:: THE INPUT ::
—————

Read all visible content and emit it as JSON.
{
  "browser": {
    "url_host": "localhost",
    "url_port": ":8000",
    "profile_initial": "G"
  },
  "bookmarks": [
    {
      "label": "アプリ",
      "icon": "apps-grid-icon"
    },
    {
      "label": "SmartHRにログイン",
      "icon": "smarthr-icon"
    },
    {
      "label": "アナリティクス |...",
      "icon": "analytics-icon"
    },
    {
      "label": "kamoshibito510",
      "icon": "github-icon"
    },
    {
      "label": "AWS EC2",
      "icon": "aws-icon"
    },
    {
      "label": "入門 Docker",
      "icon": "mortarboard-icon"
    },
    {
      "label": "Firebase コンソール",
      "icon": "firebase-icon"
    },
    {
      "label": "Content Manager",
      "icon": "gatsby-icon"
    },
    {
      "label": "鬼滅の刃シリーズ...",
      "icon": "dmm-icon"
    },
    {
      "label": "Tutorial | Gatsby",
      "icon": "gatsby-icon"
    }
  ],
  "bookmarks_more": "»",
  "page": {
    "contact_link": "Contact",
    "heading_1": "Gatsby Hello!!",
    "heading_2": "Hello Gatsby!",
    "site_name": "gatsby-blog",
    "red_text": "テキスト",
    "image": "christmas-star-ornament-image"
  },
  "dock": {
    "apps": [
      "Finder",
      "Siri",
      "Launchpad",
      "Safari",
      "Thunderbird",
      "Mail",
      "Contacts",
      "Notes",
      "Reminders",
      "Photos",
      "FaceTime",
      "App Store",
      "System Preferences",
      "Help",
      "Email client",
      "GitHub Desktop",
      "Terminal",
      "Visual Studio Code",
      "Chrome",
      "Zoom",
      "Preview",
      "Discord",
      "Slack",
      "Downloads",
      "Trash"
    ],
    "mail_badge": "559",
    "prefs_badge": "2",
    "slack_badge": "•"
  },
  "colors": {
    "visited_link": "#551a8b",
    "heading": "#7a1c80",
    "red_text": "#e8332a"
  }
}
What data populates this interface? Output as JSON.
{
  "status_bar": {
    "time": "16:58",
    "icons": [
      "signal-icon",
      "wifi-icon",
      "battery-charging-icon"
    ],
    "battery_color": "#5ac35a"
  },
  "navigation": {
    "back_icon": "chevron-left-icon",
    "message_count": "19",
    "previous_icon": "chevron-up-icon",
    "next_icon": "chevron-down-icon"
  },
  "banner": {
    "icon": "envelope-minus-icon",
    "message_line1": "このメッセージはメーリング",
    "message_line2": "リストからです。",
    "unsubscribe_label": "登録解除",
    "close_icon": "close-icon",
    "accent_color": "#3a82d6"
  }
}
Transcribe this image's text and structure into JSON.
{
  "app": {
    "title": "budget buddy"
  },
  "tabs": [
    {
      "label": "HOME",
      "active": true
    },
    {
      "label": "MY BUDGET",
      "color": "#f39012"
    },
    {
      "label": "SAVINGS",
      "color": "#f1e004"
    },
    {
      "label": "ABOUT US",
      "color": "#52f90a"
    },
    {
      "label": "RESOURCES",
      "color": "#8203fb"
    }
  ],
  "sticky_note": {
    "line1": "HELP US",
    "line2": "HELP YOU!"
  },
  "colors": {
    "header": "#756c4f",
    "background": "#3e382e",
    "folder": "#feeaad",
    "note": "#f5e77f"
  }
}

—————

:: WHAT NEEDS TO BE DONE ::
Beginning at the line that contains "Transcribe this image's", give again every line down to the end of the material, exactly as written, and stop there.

:: RESULT FOR THIS EXERCISE ::
Transcribe this image's text and structure into JSON.
{
  "app": {
    "title": "budget buddy"
  },
  "tabs": [
    {
      "label": "HOME",
      "active": true
    },
    {
      "label": "MY BUDGET",
      "color": "#f39012"
    },
    {
      "label": "SAVINGS",
      "color": "#f1e004"
    },
    {
      "label": "ABOUT US",
      "color": "#52f90a"
    },
    {
      "label": "RESOURCES",
      "color": "#8203fb"
    }
  ],
  "sticky_note": {
    "line1": "HELP US",
    "line2": "HELP YOU!"
  },
  "colors": {
    "header": "#756c4f",
    "background": "#3e382e",
    "folder": "#feeaad",
    "note": "#f5e77f"
  }
}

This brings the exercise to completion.